Charlie told his mill mates that even when he did become a qualified rat catcher, he was still too poor to eat properly and provide for his growing family, so, he took on a second job and started 'moonlighting'. Under the protective guise of being the local Ratter, who sometimes shot his prey with a rifle, he started to engage in a bit of regular poaching on a night time. If ever the local Bobby on his beat noticed Charlie with a sack thrown over his shoulder and a rifle and traps at his side while on his rounds of the neighbourhood, he'd merely assume that Charlie had been out on a job, knowing full well that rats come out at night and that is the best time for the Ratter to catch them. While most of the rats would be trapped or poisoned, occasionally Charlie might have to shoot them. Charlie told his mill mates who were enthralled as they listened to his story, that there was many a night when it pleased him greatly to get one up on the Old Bill, as he chatted to the local Bobby with a sackful of rabbit or prime bird on his back.

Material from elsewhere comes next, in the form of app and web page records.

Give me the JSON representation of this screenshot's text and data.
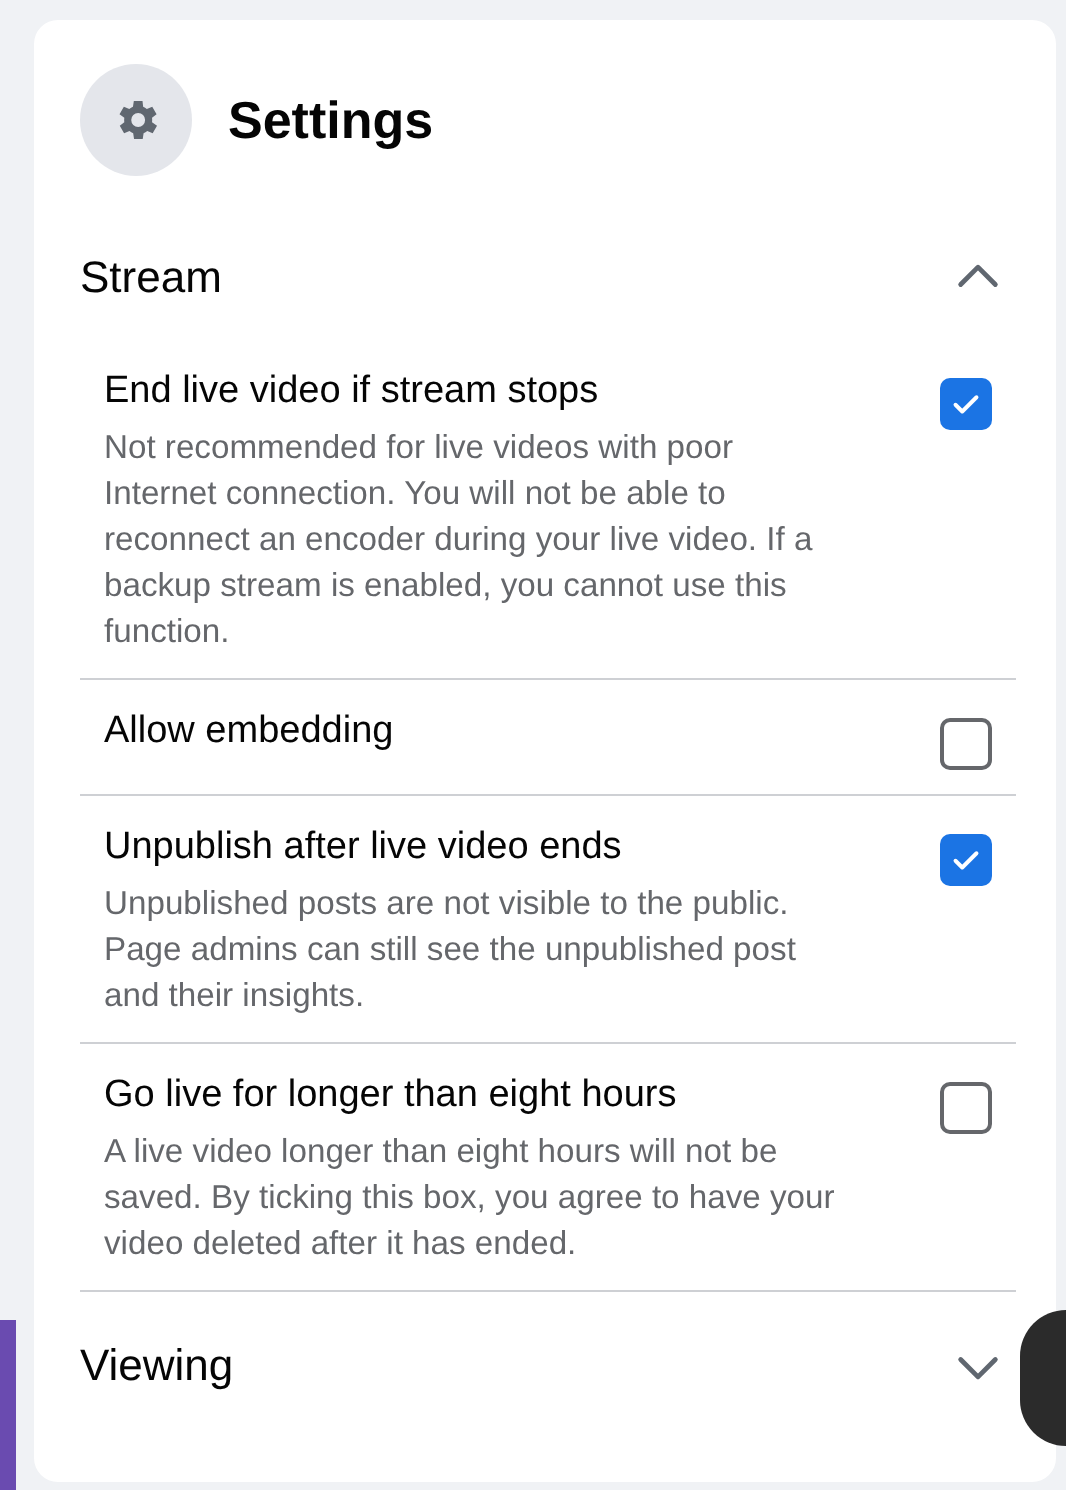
{
  "header": {
    "title": "Settings"
  },
  "sections": [
    {
      "title": "Stream",
      "expanded": true,
      "items": [
        {
          "title": "End live video if stream stops",
          "description": "Not recommended for live videos with poor Internet connection. You will not be able to reconnect an encoder during your live video. If a backup stream is enabled, you cannot use this function.",
          "checked": true
        },
        {
          "title": "Allow embedding",
          "checked": false
        },
        {
          "title": "Unpublish after live video ends",
          "description": "Unpublished posts are not visible to the public. Page admins can still see the unpublished post and their insights.",
          "checked": true
        },
        {
          "title": "Go live for longer than eight hours",
          "description": "A live video longer than eight hours will not be saved. By ticking this box, you agree to have your video deleted after it has ended.",
          "checked": false
        }
      ]
    },
    {
      "title": "Viewing",
      "expanded": false
    }
  ]
}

I never forgot this manner of entertainment that the workers on the night shift whom I supervised would engage in. Indeed, I made it a central part of one of the books I would later have published in later life when I became an author called, 'Tales from the Allotments.'
That book is a Christmas story about redundant miners who become allotment holders. They grow fruit, vegetables and flowers all spring, summer and autumn, but when winter months set in and the ground hardens, they spend their allotment hours holding story contests with a money prize from their entrance fee of a florin. This book was read by the television presenter, Michael Parkinson, at a Barnsley school in the year 2000 when it was launched. It is dedicated to my father who was an ex-miner and all other miners whose lives and communities were shattered when all the northern pits were closed down by Margaret Thatcher during the 1980's.
The book can be purchased from www.smashwords.com in e-book format or from www.lulu.com and amazon in paper/hard/copy, with all book sale profits going to charitable causes in perpetuity (Over £200,000 since 1989). It is suitable for anyone aged between 12 and 100 and would make an ideal Christmas present for any ex-miner or allotment holder." William Forde: November 18th, 2016.